If a line below contains the string "With", copy it out.

___ Dataset excerpts

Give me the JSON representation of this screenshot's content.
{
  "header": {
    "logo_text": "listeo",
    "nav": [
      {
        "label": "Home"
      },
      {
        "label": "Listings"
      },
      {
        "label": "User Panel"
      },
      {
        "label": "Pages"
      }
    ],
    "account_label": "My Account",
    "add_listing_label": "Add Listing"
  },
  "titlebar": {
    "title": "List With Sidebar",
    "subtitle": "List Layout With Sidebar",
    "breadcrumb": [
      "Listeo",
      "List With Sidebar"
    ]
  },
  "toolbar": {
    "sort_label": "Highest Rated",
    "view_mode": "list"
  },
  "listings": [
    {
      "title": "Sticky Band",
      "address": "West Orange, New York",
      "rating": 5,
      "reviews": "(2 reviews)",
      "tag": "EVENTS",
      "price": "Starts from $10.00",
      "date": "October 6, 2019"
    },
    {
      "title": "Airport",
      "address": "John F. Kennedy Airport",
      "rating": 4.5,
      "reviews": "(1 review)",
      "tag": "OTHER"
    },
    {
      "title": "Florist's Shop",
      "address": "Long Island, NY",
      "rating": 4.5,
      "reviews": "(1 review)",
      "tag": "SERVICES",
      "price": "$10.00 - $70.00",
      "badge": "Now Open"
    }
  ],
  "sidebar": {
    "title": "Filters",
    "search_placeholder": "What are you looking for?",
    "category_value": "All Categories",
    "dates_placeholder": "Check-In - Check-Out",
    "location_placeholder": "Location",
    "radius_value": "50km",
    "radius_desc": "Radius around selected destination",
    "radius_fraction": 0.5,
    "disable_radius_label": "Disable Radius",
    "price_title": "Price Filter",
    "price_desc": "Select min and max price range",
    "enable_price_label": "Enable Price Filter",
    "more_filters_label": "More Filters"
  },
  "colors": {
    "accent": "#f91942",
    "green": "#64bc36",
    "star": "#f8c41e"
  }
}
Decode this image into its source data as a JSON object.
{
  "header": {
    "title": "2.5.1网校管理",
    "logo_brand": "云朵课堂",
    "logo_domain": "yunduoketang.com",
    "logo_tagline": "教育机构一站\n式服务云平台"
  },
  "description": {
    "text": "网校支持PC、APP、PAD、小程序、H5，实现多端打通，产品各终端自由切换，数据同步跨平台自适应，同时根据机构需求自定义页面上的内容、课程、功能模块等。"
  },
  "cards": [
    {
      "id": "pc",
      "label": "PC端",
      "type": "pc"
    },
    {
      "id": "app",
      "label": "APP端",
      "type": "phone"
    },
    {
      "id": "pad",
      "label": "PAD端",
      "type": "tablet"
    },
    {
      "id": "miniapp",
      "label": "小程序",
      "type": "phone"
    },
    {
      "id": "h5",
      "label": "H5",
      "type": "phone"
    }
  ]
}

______

| Answer section |
    "title": "List With Sidebar",
    "subtitle": "List Layout With Sidebar",
      "List With Sidebar"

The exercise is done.